# MATERIAL FOR THE TASK
◆ ◆ ◆ ◆ ◆

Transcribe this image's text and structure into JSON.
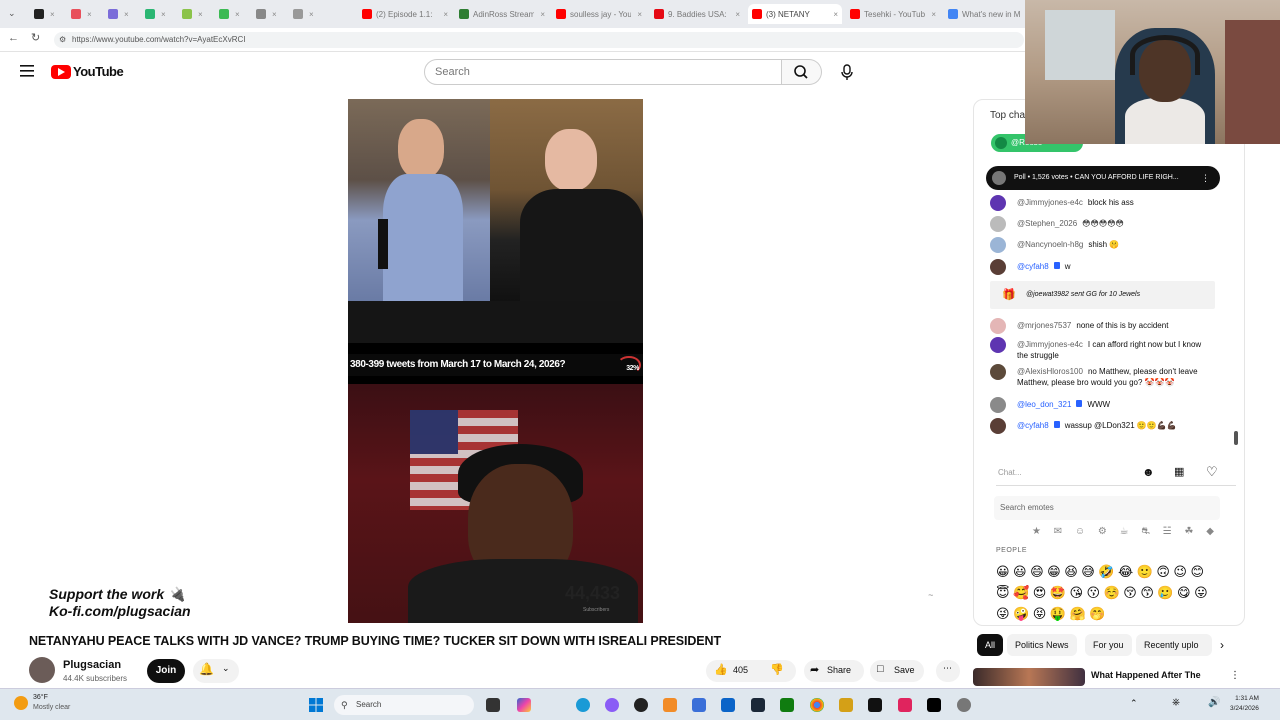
{
  "browser": {
    "tabs": [
      {
        "label": "",
        "color": "#222222"
      },
      {
        "label": "",
        "color": "#e8505b"
      },
      {
        "label": "",
        "color": "#7b6cd9"
      },
      {
        "label": "",
        "color": "#2bb673"
      },
      {
        "label": "",
        "color": "#8bc34a"
      },
      {
        "label": "",
        "color": "#3cba54"
      },
      {
        "label": "",
        "color": "#888888"
      },
      {
        "label": "",
        "color": "#999999"
      },
      {
        "label": "(2) Episode 1.1: ",
        "color": "#ff0000"
      },
      {
        "label": "AdinRoss Stream",
        "color": "#2e7d32"
      },
      {
        "label": "soulless jay - You",
        "color": "#ff0000"
      },
      {
        "label": "9. Baddies USA: E",
        "color": "#e50914"
      },
      {
        "label": "(3) NETANY",
        "color": "#ff0000",
        "active": true
      },
      {
        "label": "Tesehki - YouTub",
        "color": "#ff0000"
      },
      {
        "label": "What's new in M",
        "color": "#4285f4"
      }
    ],
    "url": "https://www.youtube.com/watch?v=AyatEcXvRCI"
  },
  "youtube": {
    "logo_text": "YouTube",
    "search_placeholder": "Search"
  },
  "video": {
    "caption": "380-399 tweets from March 17 to March 24, 2026?",
    "caption_pct": "32%",
    "support_line1": "Support the work 🔌",
    "support_line2": "Ko-fi.com/plugsacian",
    "sub_count": "44,433",
    "sub_count_label": "Subscribers",
    "title": "NETANYAHU PEACE TALKS WITH JD VANCE? TRUMP BUYING TIME? TUCKER SIT DOWN WITH ISREALI PRESIDENT"
  },
  "channel": {
    "name": "Plugsacian",
    "subscribers": "44.4K subscribers",
    "join_label": "Join"
  },
  "actions": {
    "likes": "405",
    "share": "Share",
    "save": "Save"
  },
  "chat": {
    "header": "Top cha",
    "pinned": "@Reese",
    "poll": "Poll • 1,526 votes • CAN YOU AFFORD LIFE RIGH...",
    "messages": [
      {
        "author": "@Jimmyjones-e4c",
        "text": "block his ass",
        "color": "#5e35b1",
        "member": false
      },
      {
        "author": "@Stephen_2026",
        "text": "😳😳😳😳😳",
        "color": "#bbbbbb",
        "member": false
      },
      {
        "author": "@Nancynoeln-h8g",
        "text": "shish 🤫",
        "color": "#9bb5d6",
        "member": false
      },
      {
        "author": "@cyfah8",
        "text": "w",
        "color": "#5a3e36",
        "member": true
      }
    ],
    "gift_text": "@joewat3982  sent GG for 10 Jewels",
    "messages2": [
      {
        "author": "@mrjones7537",
        "text": "none of this is by accident",
        "color": "#e4b6b6",
        "member": false
      },
      {
        "author": "@Jimmyjones-e4c",
        "text": "I can afford right now but I know the struggle",
        "color": "#5e35b1",
        "member": false
      },
      {
        "author": "@AlexisHloros100",
        "text": "no Matthew, please don't leave Matthew, please bro would you go? 🤡🤡🤡",
        "color": "#5c4a3a",
        "member": false
      },
      {
        "author": "@leo_don_321",
        "text": "WWW",
        "color": "#8a8a8a",
        "member": true
      },
      {
        "author": "@cyfah8",
        "text": "wassup @LDon321 🙂🙂💪🏿💪🏿",
        "color": "#5a3e36",
        "member": true
      }
    ],
    "input_placeholder": "Chat...",
    "emote_search": "Search emotes",
    "emote_categories": "★ ✉ ☺ ⚙ ☕ ⛐ ☱ ☘ ◆",
    "people_label": "PEOPLE",
    "emojis": "😀😃😄😁😆😅🤣😂🙂🙃😉😊😇🥰😍🤩😘😗☺️😚😙🥲😋😛😜🤪😝🤑🤗🤭"
  },
  "chips": [
    "All",
    "Politics News",
    "For you",
    "Recently uplo"
  ],
  "recommendation": {
    "title": "What Happened After The"
  },
  "taskbar": {
    "temp": "36°F",
    "weather": "Mostly clear",
    "search": "Search",
    "time": "1:31 AM",
    "date": "3/24/2026"
  }
}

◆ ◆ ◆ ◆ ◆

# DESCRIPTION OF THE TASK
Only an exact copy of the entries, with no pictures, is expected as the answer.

# RESULT OF THIS EXERCISE
Transcribe this image's text and structure into JSON.
{
  "browser": {
    "tabs": [
      {
        "label": "",
        "color": "#222222"
      },
      {
        "label": "",
        "color": "#e8505b"
      },
      {
        "label": "",
        "color": "#7b6cd9"
      },
      {
        "label": "",
        "color": "#2bb673"
      },
      {
        "label": "",
        "color": "#8bc34a"
      },
      {
        "label": "",
        "color": "#3cba54"
      },
      {
        "label": "",
        "color": "#888888"
      },
      {
        "label": "",
        "color": "#999999"
      },
      {
        "label": "(2) Episode 1.1: ",
        "color": "#ff0000"
      },
      {
        "label": "AdinRoss Stream",
        "color": "#2e7d32"
      },
      {
        "label": "soulless jay - You",
        "color": "#ff0000"
      },
      {
        "label": "9. Baddies USA: E",
        "color": "#e50914"
      },
      {
        "label": "(3) NETANY",
        "color": "#ff0000",
        "active": true
      },
      {
        "label": "Tesehki - YouTub",
        "color": "#ff0000"
      },
      {
        "label": "What's new in M",
        "color": "#4285f4"
      }
    ],
    "url": "https://www.youtube.com/watch?v=AyatEcXvRCI"
  },
  "youtube": {
    "logo_text": "YouTube",
    "search_placeholder": "Search"
  },
  "video": {
    "caption": "380-399 tweets from March 17 to March 24, 2026?",
    "caption_pct": "32%",
    "support_line1": "Support the work 🔌",
    "support_line2": "Ko-fi.com/plugsacian",
    "sub_count": "44,433",
    "sub_count_label": "Subscribers",
    "title": "NETANYAHU PEACE TALKS WITH JD VANCE? TRUMP BUYING TIME? TUCKER SIT DOWN WITH ISREALI PRESIDENT"
  },
  "channel": {
    "name": "Plugsacian",
    "subscribers": "44.4K subscribers",
    "join_label": "Join"
  },
  "actions": {
    "likes": "405",
    "share": "Share",
    "save": "Save"
  },
  "chat": {
    "header": "Top cha",
    "pinned": "@Reese",
    "poll": "Poll • 1,526 votes • CAN YOU AFFORD LIFE RIGH...",
    "messages": [
      {
        "author": "@Jimmyjones-e4c",
        "text": "block his ass",
        "color": "#5e35b1",
        "member": false
      },
      {
        "author": "@Stephen_2026",
        "text": "😳😳😳😳😳",
        "color": "#bbbbbb",
        "member": false
      },
      {
        "author": "@Nancynoeln-h8g",
        "text": "shish 🤫",
        "color": "#9bb5d6",
        "member": false
      },
      {
        "author": "@cyfah8",
        "text": "w",
        "color": "#5a3e36",
        "member": true
      }
    ],
    "gift_text": "@joewat3982  sent GG for 10 Jewels",
    "messages2": [
      {
        "author": "@mrjones7537",
        "text": "none of this is by accident",
        "color": "#e4b6b6",
        "member": false
      },
      {
        "author": "@Jimmyjones-e4c",
        "text": "I can afford right now but I know the struggle",
        "color": "#5e35b1",
        "member": false
      },
      {
        "author": "@AlexisHloros100",
        "text": "no Matthew, please don't leave Matthew, please bro would you go? 🤡🤡🤡",
        "color": "#5c4a3a",
        "member": false
      },
      {
        "author": "@leo_don_321",
        "text": "WWW",
        "color": "#8a8a8a",
        "member": true
      },
      {
        "author": "@cyfah8",
        "text": "wassup @LDon321 🙂🙂💪🏿💪🏿",
        "color": "#5a3e36",
        "member": true
      }
    ],
    "input_placeholder": "Chat...",
    "emote_search": "Search emotes",
    "emote_categories": "★ ✉ ☺ ⚙ ☕ ⛐ ☱ ☘ ◆",
    "people_label": "PEOPLE",
    "emojis": "😀😃😄😁😆😅🤣😂🙂🙃😉😊😇🥰😍🤩😘😗☺️😚😙🥲😋😛😜🤪😝🤑🤗🤭"
  },
  "chips": [
    "All",
    "Politics News",
    "For you",
    "Recently uplo"
  ],
  "recommendation": {
    "title": "What Happened After The"
  },
  "taskbar": {
    "temp": "36°F",
    "weather": "Mostly clear",
    "search": "Search",
    "time": "1:31 AM",
    "date": "3/24/2026"
  }
}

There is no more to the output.